• Problem description
In the copy you make of the entries, no picture should appear, and every word must match.

• Records for this task
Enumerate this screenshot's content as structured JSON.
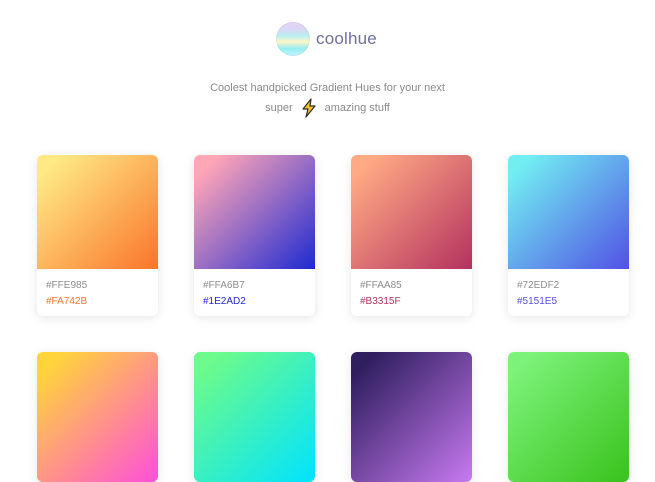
{
  "brand": {
    "name": "coolhue"
  },
  "tagline": {
    "line1": "Coolest handpicked Gradient Hues for your next",
    "line2_start": "super",
    "line2_icon": "lightning-icon",
    "line2_end": "amazing stuff"
  },
  "palettes_row1": [
    {
      "from": "#FFE985",
      "to": "#FA742B",
      "label_from": "#FFE985",
      "label_to": "#FA742B"
    },
    {
      "from": "#FFA6B7",
      "to": "#1E2AD2",
      "label_from": "#FFA6B7",
      "label_to": "#1E2AD2"
    },
    {
      "from": "#FFAA85",
      "to": "#B3315F",
      "label_from": "#FFAA85",
      "label_to": "#B3315F"
    },
    {
      "from": "#72EDF2",
      "to": "#5151E5",
      "label_from": "#72EDF2",
      "label_to": "#5151E5"
    }
  ],
  "palettes_row2": [
    {
      "from": "#FFD43B",
      "to": "#FF4FDA"
    },
    {
      "from": "#6CFB8C",
      "to": "#00E3FF"
    },
    {
      "from": "#2F1F5F",
      "to": "#C77AF0"
    },
    {
      "from": "#7CF27A",
      "to": "#39C21C"
    }
  ]
}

• Written reply
Enumerate this screenshot's content as structured JSON.
{
  "brand": {
    "name": "coolhue"
  },
  "tagline": {
    "line1": "Coolest handpicked Gradient Hues for your next",
    "line2_start": "super",
    "line2_icon": "lightning-icon",
    "line2_end": "amazing stuff"
  },
  "palettes_row1": [
    {
      "from": "#FFE985",
      "to": "#FA742B",
      "label_from": "#FFE985",
      "label_to": "#FA742B"
    },
    {
      "from": "#FFA6B7",
      "to": "#1E2AD2",
      "label_from": "#FFA6B7",
      "label_to": "#1E2AD2"
    },
    {
      "from": "#FFAA85",
      "to": "#B3315F",
      "label_from": "#FFAA85",
      "label_to": "#B3315F"
    },
    {
      "from": "#72EDF2",
      "to": "#5151E5",
      "label_from": "#72EDF2",
      "label_to": "#5151E5"
    }
  ],
  "palettes_row2": [
    {
      "from": "#FFD43B",
      "to": "#FF4FDA"
    },
    {
      "from": "#6CFB8C",
      "to": "#00E3FF"
    },
    {
      "from": "#2F1F5F",
      "to": "#C77AF0"
    },
    {
      "from": "#7CF27A",
      "to": "#39C21C"
    }
  ]
}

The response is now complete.